Dr. Bruce Bistrian of Harvard Medical School explained this by saying: “Magnesium supplements are sometimes marketed as “super-pills” that can treat a long list of illnesses like muscle tension, low energy, and difficulty sleeping in people with adequate total body magnesium.” But he said, “The evidence just isn’t there to support the claims.” Magnesium is a nutrient that muscles utilize to help them contract, so when there isn’t enough of it available, cramps may result. Some nutritionists claim that consuming magnesium can help athletes prevent muscular cramps.
This assertion is supported by studies involving over 400 pregnant women, which demonstrate that magnesium can assist the group prevent leg cramps, particularly at night. A comprehensive evaluation from 2012, however, found little support for the claim in groups of older persons and concluded that there was no difference in the frequency of cramps between the supplement-taking and control groups. The majority of scientists agree that using magnesium supplements is secure.
It might be challenging to fall asleep in today’s hectic society. One in four American people, or 25% of the population, use melatonin pills sometimes or frequently to address the problem. When sunlight starts to diminish, the brain produces melatonin, which helps people feel sleepy. Supplements containing melatonin assert that they speed up this process and can help people fall asleep more quickly and remain asleep longer. The vitamins are absorbed into the circulation and reach the brain within 30 minutes of consumption. Only 2.5 to 50% of the melatonin in the tablet, however, really reaches the organ. According to the NCCIH, there is “not enough strong evidence” to support the claim that the drugs can aid someone who often has trouble falling asleep or has insomnia.

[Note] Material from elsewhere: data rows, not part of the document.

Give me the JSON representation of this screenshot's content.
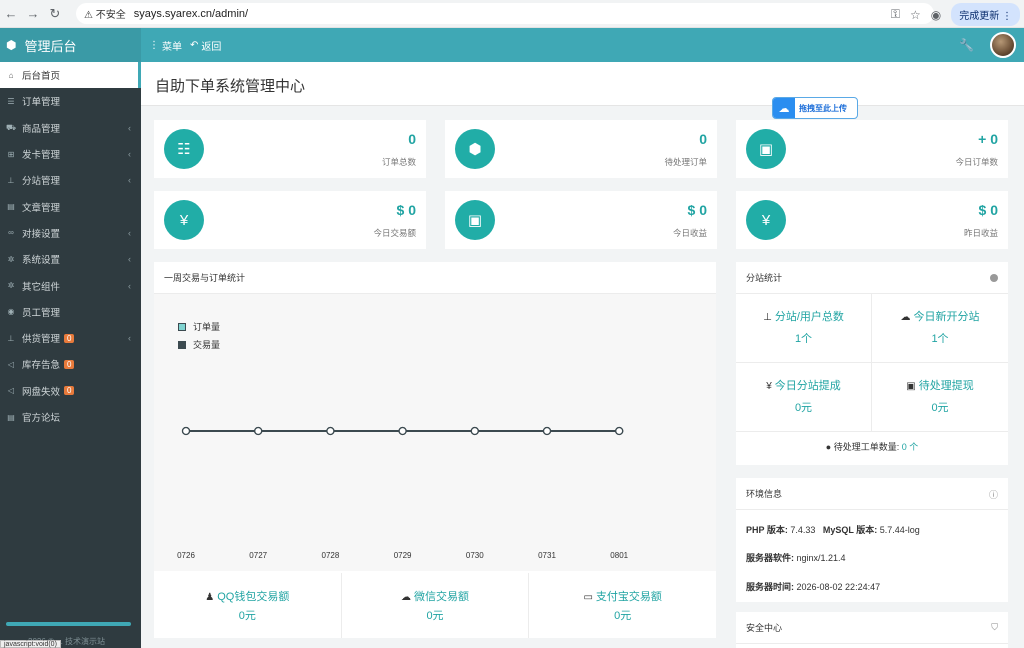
{
  "browser": {
    "warning": "不安全",
    "url": "syays.syarex.cn/admin/",
    "update_label": "完成更新"
  },
  "topbar": {
    "brand": "管理后台",
    "menu_label": "菜单",
    "back_label": "返回"
  },
  "sidebar": {
    "items": [
      {
        "label": "后台首页",
        "icon": "home-icon"
      },
      {
        "label": "订单管理",
        "icon": "list-icon"
      },
      {
        "label": "商品管理",
        "icon": "cart-icon"
      },
      {
        "label": "发卡管理",
        "icon": "grid-icon"
      },
      {
        "label": "分站管理",
        "icon": "sitemap-icon"
      },
      {
        "label": "文章管理",
        "icon": "book-icon"
      },
      {
        "label": "对接设置",
        "icon": "link-icon"
      },
      {
        "label": "系统设置",
        "icon": "gear-icon"
      },
      {
        "label": "其它组件",
        "icon": "gears-icon"
      },
      {
        "label": "员工管理",
        "icon": "user-icon"
      },
      {
        "label": "供货管理",
        "icon": "sitemap-icon",
        "badge": "0"
      },
      {
        "label": "库存告急",
        "icon": "bullhorn-icon",
        "badge": "0"
      },
      {
        "label": "网盘失效",
        "icon": "bullhorn-icon",
        "badge": "0"
      },
      {
        "label": "官方论坛",
        "icon": "book-icon"
      }
    ],
    "footer": "2026 © ... 技术演示站"
  },
  "status_url": "javascript:void(0)",
  "page": {
    "title": "自助下单系统管理中心",
    "drag_upload": "拖拽至此上传"
  },
  "stats": [
    {
      "value": "0",
      "label": "订单总数",
      "icon": "ordered-list-icon"
    },
    {
      "value": "0",
      "label": "待处理订单",
      "icon": "cube-icon"
    },
    {
      "value": "+ 0",
      "label": "今日订单数",
      "icon": "briefcase-icon"
    },
    {
      "value": "$ 0",
      "label": "今日交易额",
      "icon": "yen-icon"
    },
    {
      "value": "$ 0",
      "label": "今日收益",
      "icon": "briefcase-icon"
    },
    {
      "value": "$ 0",
      "label": "昨日收益",
      "icon": "yen-icon"
    }
  ],
  "chart_panel": {
    "title": "一周交易与订单统计"
  },
  "chart_data": {
    "type": "line",
    "categories": [
      "0726",
      "0727",
      "0728",
      "0729",
      "0730",
      "0731",
      "0801"
    ],
    "series": [
      {
        "name": "订单量",
        "values": [
          0,
          0,
          0,
          0,
          0,
          0,
          0
        ],
        "color": "#7fd3d0"
      },
      {
        "name": "交易量",
        "values": [
          0,
          0,
          0,
          0,
          0,
          0,
          0
        ],
        "color": "#3c4a50"
      }
    ]
  },
  "payments": [
    {
      "title": "QQ钱包交易额",
      "amount": "0元",
      "icon": "qq-icon"
    },
    {
      "title": "微信交易额",
      "amount": "0元",
      "icon": "wechat-icon"
    },
    {
      "title": "支付宝交易额",
      "amount": "0元",
      "icon": "credit-card-icon"
    }
  ],
  "substation": {
    "title": "分站统计",
    "cells": [
      {
        "title": "分站/用户总数",
        "value": "1个",
        "icon": "sitemap-icon"
      },
      {
        "title": "今日新开分站",
        "value": "1个",
        "icon": "cloud-icon"
      },
      {
        "title": "今日分站提成",
        "value": "0元",
        "icon": "yen-icon"
      },
      {
        "title": "待处理提现",
        "value": "0元",
        "icon": "money-icon"
      }
    ],
    "ticket_label": "待处理工单数量:",
    "ticket_value": "0 个"
  },
  "env": {
    "title": "环境信息",
    "php_label": "PHP 版本:",
    "php_value": "7.4.33",
    "mysql_label": "MySQL 版本:",
    "mysql_value": "5.7.44-log",
    "server_label": "服务器软件:",
    "server_value": "nginx/1.21.4",
    "time_label": "服务器时间:",
    "time_value": "2026-08-02 22:24:47"
  },
  "security": {
    "title": "安全中心"
  },
  "colors": {
    "accent": "#3fa8b5",
    "teal": "#21ada7",
    "sidebar": "#2f3b40"
  }
}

There is insufficient proof that the hazards exceed the advantages in cases when science has identified a potential benefit, such as when a person fails to fall asleep at regular hours, according to academics. Dementia is one of the potential dangers. According to findings from a 3,000-person research published in the Journal of Alzheimer’s Disease in 2022, individuals who regularly used the supplement had a higher risk of developing the illness. Additionally, some studies have showed that people who received larger dosages were more likely to get the condition.
This vitamin, which is often obtained from sunshine, became well-known during the Covid epidemic due to theories that it may shield a person against illness. In a market worth $638 million, approximately one in five Americans still use the supplement today for its alleged health advantages, which may include bone strength. For individuals to receive the daily recommended amount of vitamin D, only 10 to 15 minutes of exposure to sunshine is required every day. According to experts, everyone should naturally produce enough of this vitamin every day, even when exposed to a gloomy sky in the winter.
The vitamin may strengthen bones by increasing the body’s absorption of calcium, according to some research. The VITAL experiment, a large research involving 25,000 participants and performed by Harvard to evaluate the advantages of Vitamin D supplementation, was the most significant study to not establish a relationship between taking vitamin D and strengthening bones in healthy middle-aged and older persons.
Even then, some experts in 2019 claimed that getting too much vitamin D can potentially lower bone density. The National Institutes of Health state that there is ‘no proof’ that the vitamin prevents infections, which further undermines claims that it helps guard against Covid. Dr. Neha Vyas, a family medicine specialist at Cleveland Clinic, summarizes the data. The literature doesn’t seem to agree on much. There aren’t any substantial, reliable research on vitamin D that don’t involve conflicts of interest.
Source: Daily Mail